=== Supplied entries ===
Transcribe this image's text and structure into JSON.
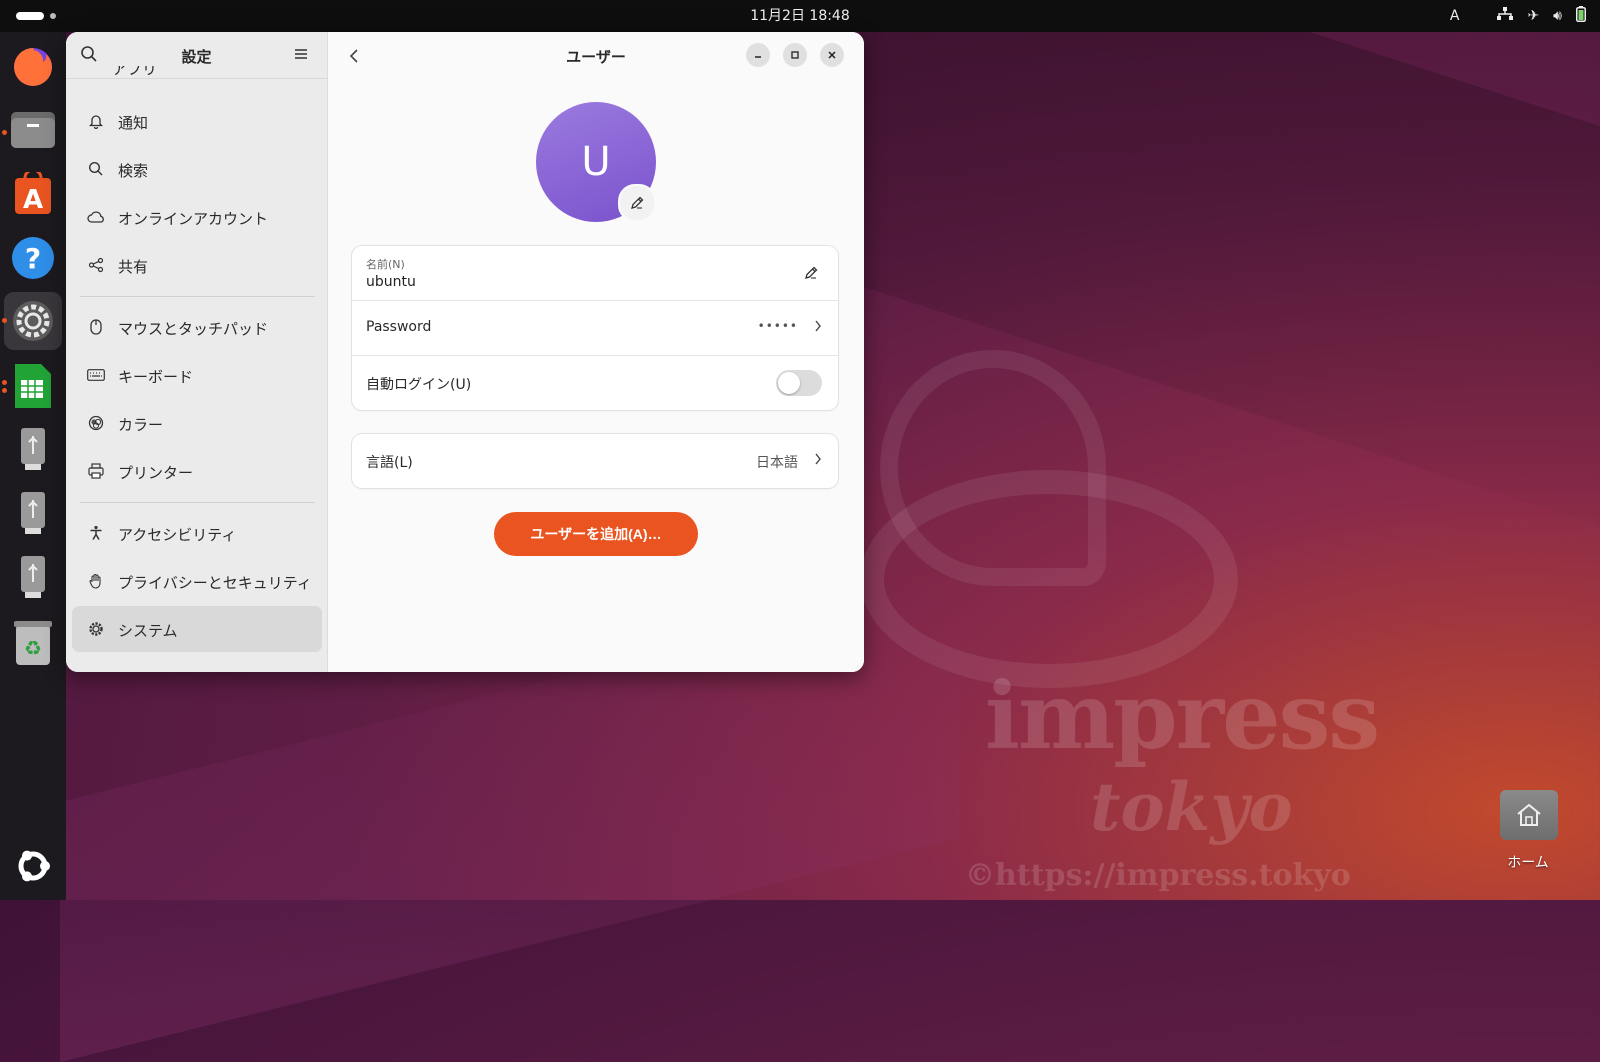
{
  "topbar": {
    "clock": "11月2日  18:48",
    "input_method": "A",
    "tray_icons": [
      "network-icon",
      "airplane-icon",
      "volume-icon",
      "battery-icon"
    ]
  },
  "dock": {
    "items": [
      "firefox-icon",
      "files-icon",
      "app-center-icon",
      "help-icon",
      "settings-icon",
      "spreadsheet-icon",
      "usb-drive-icon",
      "usb-drive-icon",
      "usb-drive-icon",
      "trash-icon"
    ],
    "show_apps": "ubuntu-logo-icon"
  },
  "settings": {
    "sidebar_title": "設定",
    "sidebar_items": [
      {
        "label": "通知",
        "icon": "bell-icon"
      },
      {
        "label": "検索",
        "icon": "search-icon"
      },
      {
        "label": "オンラインアカウント",
        "icon": "cloud-icon"
      },
      {
        "label": "共有",
        "icon": "share-icon"
      },
      {
        "label": "マウスとタッチパッド",
        "icon": "mouse-icon"
      },
      {
        "label": "キーボード",
        "icon": "keyboard-icon"
      },
      {
        "label": "カラー",
        "icon": "color-icon"
      },
      {
        "label": "プリンター",
        "icon": "printer-icon"
      },
      {
        "label": "アクセシビリティ",
        "icon": "accessibility-icon"
      },
      {
        "label": "プライバシーとセキュリティ",
        "icon": "hand-icon"
      },
      {
        "label": "システム",
        "icon": "gear-icon",
        "selected": true
      }
    ],
    "partial_item": "アプリ"
  },
  "users": {
    "title": "ユーザー",
    "avatar_letter": "U",
    "name_label": "名前(N)",
    "name_value": "ubuntu",
    "password_label": "Password",
    "password_value": "•••••",
    "autologin_label": "自動ログイン(U)",
    "autologin_on": false,
    "language_label": "言語(L)",
    "language_value": "日本語",
    "add_user_button": "ユーザーを追加(A)…"
  },
  "desktop": {
    "home_label": "ホーム",
    "watermark_main": "impress",
    "watermark_sub": "tokyo",
    "watermark_url": "©https://impress.tokyo"
  },
  "colors": {
    "accent": "#e95420",
    "avatar": "#8a63d6"
  }
}
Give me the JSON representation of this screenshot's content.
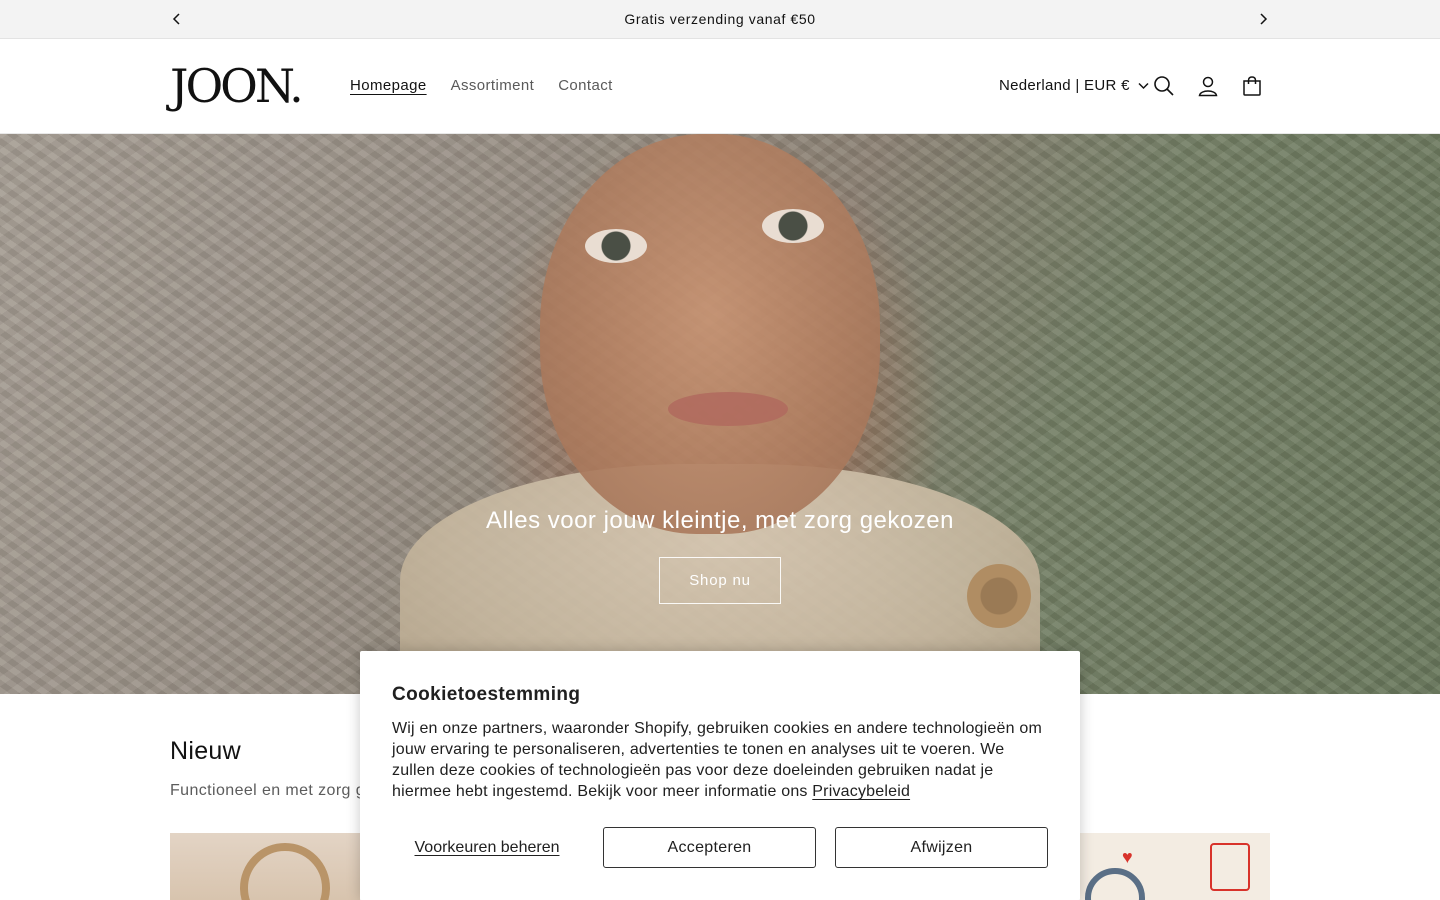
{
  "announcement": {
    "text": "Gratis verzending vanaf €50",
    "prev_icon": "chevron-left-icon",
    "next_icon": "chevron-right-icon"
  },
  "header": {
    "logo": "JOON.",
    "nav": [
      {
        "label": "Homepage",
        "active": true
      },
      {
        "label": "Assortiment",
        "active": false
      },
      {
        "label": "Contact",
        "active": false
      }
    ],
    "country_selector": "Nederland | EUR €",
    "icons": [
      "search-icon",
      "account-icon",
      "cart-icon"
    ]
  },
  "hero": {
    "title": "Alles voor jouw kleintje, met zorg gekozen",
    "button_label": "Shop nu"
  },
  "featured": {
    "title": "Nieuw",
    "subtitle": "Functioneel en met zorg ge"
  },
  "cookie_banner": {
    "title": "Cookietoestemming",
    "body": "Wij en onze partners, waaronder Shopify, gebruiken cookies en andere technologieën om jouw ervaring te personaliseren, advertenties te tonen en analyses uit te voeren. We zullen deze cookies of technologieën pas voor deze doeleinden gebruiken nadat je hiermee hebt ingestemd. Bekijk voor meer informatie ons",
    "privacy_link": "Privacybeleid",
    "manage_label": "Voorkeuren beheren",
    "accept_label": "Accepteren",
    "decline_label": "Afwijzen"
  },
  "colors": {
    "text": "#121212",
    "muted": "#5a5a5a",
    "announcement_bg": "#f3f3f3",
    "button_border": "#333333"
  }
}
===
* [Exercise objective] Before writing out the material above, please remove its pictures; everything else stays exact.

* [Answer to this problem]
Transcribe this image's text and structure into JSON.
{
  "topbar": {
    "clock": "11月2日  18:48",
    "input_method": "A",
    "tray_icons": [
      "network-icon",
      "airplane-icon",
      "volume-icon",
      "battery-icon"
    ]
  },
  "dock": {
    "items": [
      "firefox-icon",
      "files-icon",
      "app-center-icon",
      "help-icon",
      "settings-icon",
      "spreadsheet-icon",
      "usb-drive-icon",
      "usb-drive-icon",
      "usb-drive-icon",
      "trash-icon"
    ],
    "show_apps": "ubuntu-logo-icon"
  },
  "settings": {
    "sidebar_title": "設定",
    "sidebar_items": [
      {
        "label": "通知",
        "icon": "bell-icon"
      },
      {
        "label": "検索",
        "icon": "search-icon"
      },
      {
        "label": "オンラインアカウント",
        "icon": "cloud-icon"
      },
      {
        "label": "共有",
        "icon": "share-icon"
      },
      {
        "label": "マウスとタッチパッド",
        "icon": "mouse-icon"
      },
      {
        "label": "キーボード",
        "icon": "keyboard-icon"
      },
      {
        "label": "カラー",
        "icon": "color-icon"
      },
      {
        "label": "プリンター",
        "icon": "printer-icon"
      },
      {
        "label": "アクセシビリティ",
        "icon": "accessibility-icon"
      },
      {
        "label": "プライバシーとセキュリティ",
        "icon": "hand-icon"
      },
      {
        "label": "システム",
        "icon": "gear-icon",
        "selected": true
      }
    ],
    "partial_item": "アプリ"
  },
  "users": {
    "title": "ユーザー",
    "avatar_letter": "U",
    "name_label": "名前(N)",
    "name_value": "ubuntu",
    "password_label": "Password",
    "password_value": "•••••",
    "autologin_label": "自動ログイン(U)",
    "autologin_on": false,
    "language_label": "言語(L)",
    "language_value": "日本語",
    "add_user_button": "ユーザーを追加(A)…"
  },
  "desktop": {
    "home_label": "ホーム",
    "watermark_main": "impress",
    "watermark_sub": "tokyo",
    "watermark_url": "©https://impress.tokyo"
  },
  "colors": {
    "accent": "#e95420",
    "avatar": "#8a63d6"
  }
}
Give me the JSON representation of this screenshot's content.
{
  "announcement": {
    "text": "Gratis verzending vanaf €50",
    "prev_icon": "chevron-left-icon",
    "next_icon": "chevron-right-icon"
  },
  "header": {
    "logo": "JOON.",
    "nav": [
      {
        "label": "Homepage",
        "active": true
      },
      {
        "label": "Assortiment",
        "active": false
      },
      {
        "label": "Contact",
        "active": false
      }
    ],
    "country_selector": "Nederland | EUR €",
    "icons": [
      "search-icon",
      "account-icon",
      "cart-icon"
    ]
  },
  "hero": {
    "title": "Alles voor jouw kleintje, met zorg gekozen",
    "button_label": "Shop nu"
  },
  "featured": {
    "title": "Nieuw",
    "subtitle": "Functioneel en met zorg ge"
  },
  "cookie_banner": {
    "title": "Cookietoestemming",
    "body": "Wij en onze partners, waaronder Shopify, gebruiken cookies en andere technologieën om jouw ervaring te personaliseren, advertenties te tonen en analyses uit te voeren. We zullen deze cookies of technologieën pas voor deze doeleinden gebruiken nadat je hiermee hebt ingestemd. Bekijk voor meer informatie ons",
    "privacy_link": "Privacybeleid",
    "manage_label": "Voorkeuren beheren",
    "accept_label": "Accepteren",
    "decline_label": "Afwijzen"
  },
  "colors": {
    "text": "#121212",
    "muted": "#5a5a5a",
    "announcement_bg": "#f3f3f3",
    "button_border": "#333333"
  }
}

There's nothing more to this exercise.